The entire East coast should keep an eye on Jose as it meanders through the Atlantic over the next week, according to AccuWeather.
Jose is now a tropical storm located about 400 miles east-northeast of the Bahamas. Maximum sustained winds are near 75 miles per hour (120 kph) with higher gusts.
It's located about 435 miles east-northeast of the southeastern Bahamas and 520 miles south-southwest from Bermuda, the NHC stated.
National Hurricane Center forecaster Jack Beven said that Jose continues to be affected by 20-25 knots of northerly vertical wind shear, and a recent overpass from the GMI instrument aboard NASA/JAXA's Global Precipitation Measurement mission core satellite shows that the low-level center is at the northern edge of the large area of thunderstorms. The future path for Jose seems to change everyday, however it is now inching closer to the east coast of the U.S.
Hurricane Jose is forecast to weaken to a tropical storm on Friday as it turns north-westward.
The track for Hurricane Jose is a unusual one. This storm may have to be watched closely as it moves towards the New England states. There is generally not a dominant weather feature that is steering the storm, so model forecasts can vary widely between each other and from run to run.
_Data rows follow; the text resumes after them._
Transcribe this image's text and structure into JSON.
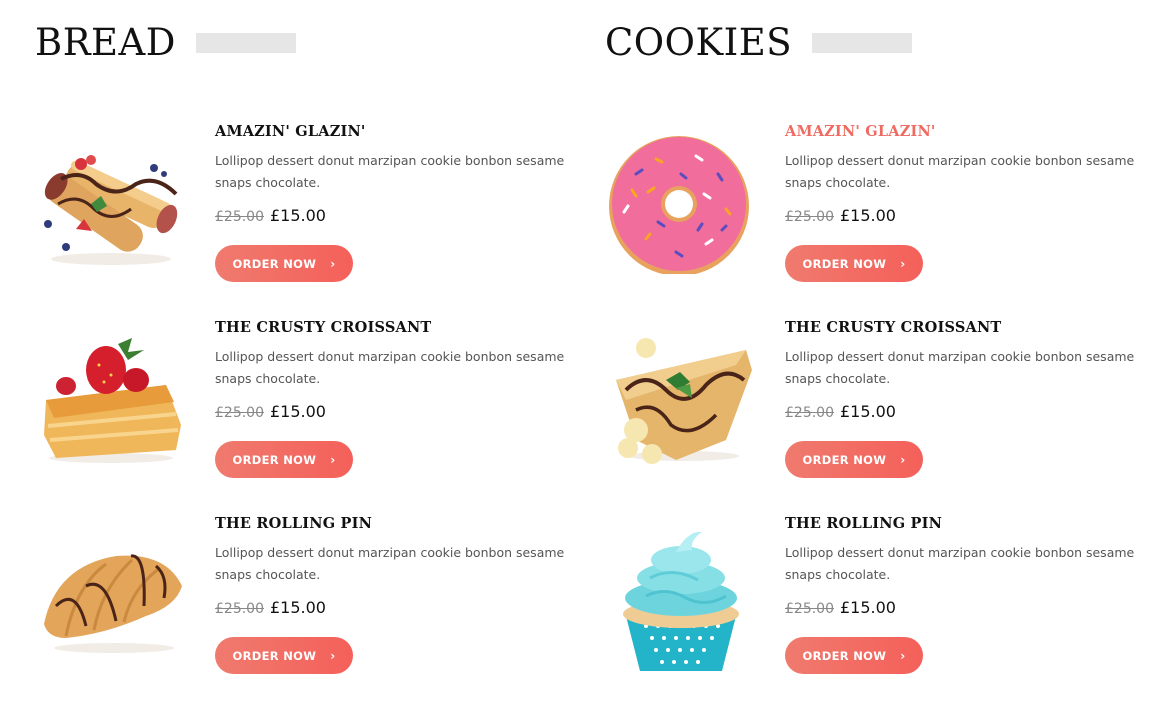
{
  "bread": {
    "title": "BREAD",
    "items": [
      {
        "name": "AMAZIN' GLAZIN'",
        "desc": "Lollipop dessert donut marzipan cookie bonbon sesame snaps chocolate.",
        "old_price": "£25.00",
        "price": "£15.00",
        "button": "ORDER NOW",
        "icon": "crepe-rolls"
      },
      {
        "name": "THE CRUSTY CROISSANT",
        "desc": "Lollipop dessert donut marzipan cookie bonbon sesame snaps chocolate.",
        "old_price": "£25.00",
        "price": "£15.00",
        "button": "ORDER NOW",
        "icon": "strawberry-pastry"
      },
      {
        "name": "THE ROLLING PIN",
        "desc": "Lollipop dessert donut marzipan cookie bonbon sesame snaps chocolate.",
        "old_price": "£25.00",
        "price": "£15.00",
        "button": "ORDER NOW",
        "icon": "croissant"
      }
    ]
  },
  "cookies": {
    "title": "COOKIES",
    "items": [
      {
        "name": "AMAZIN' GLAZIN'",
        "desc": "Lollipop dessert donut marzipan cookie bonbon sesame snaps chocolate.",
        "old_price": "£25.00",
        "price": "£15.00",
        "button": "ORDER NOW",
        "icon": "pink-donut"
      },
      {
        "name": "THE CRUSTY CROISSANT",
        "desc": "Lollipop dessert donut marzipan cookie bonbon sesame snaps chocolate.",
        "old_price": "£25.00",
        "price": "£15.00",
        "button": "ORDER NOW",
        "icon": "banana-crepe"
      },
      {
        "name": "THE ROLLING PIN",
        "desc": "Lollipop dessert donut marzipan cookie bonbon sesame snaps chocolate.",
        "old_price": "£25.00",
        "price": "£15.00",
        "button": "ORDER NOW",
        "icon": "cupcake"
      }
    ]
  },
  "colors": {
    "accent": "#ef6a61",
    "button_start": "#f07a6e",
    "button_end": "#f4605a",
    "placeholder_bar": "#e6e6e6"
  }
}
In fact, we are just about smack dab in the middle of the peak of the typical hurricane season right now.
After the Caribbean was left devastated by Hurricane Irma last week, there was worry that Jose could do further damage.
The National Hurricane Center recognizes this issue in its Wednesday morning forecasts for Jose, saying "there is a lot of uncertainty in the intensity forecast".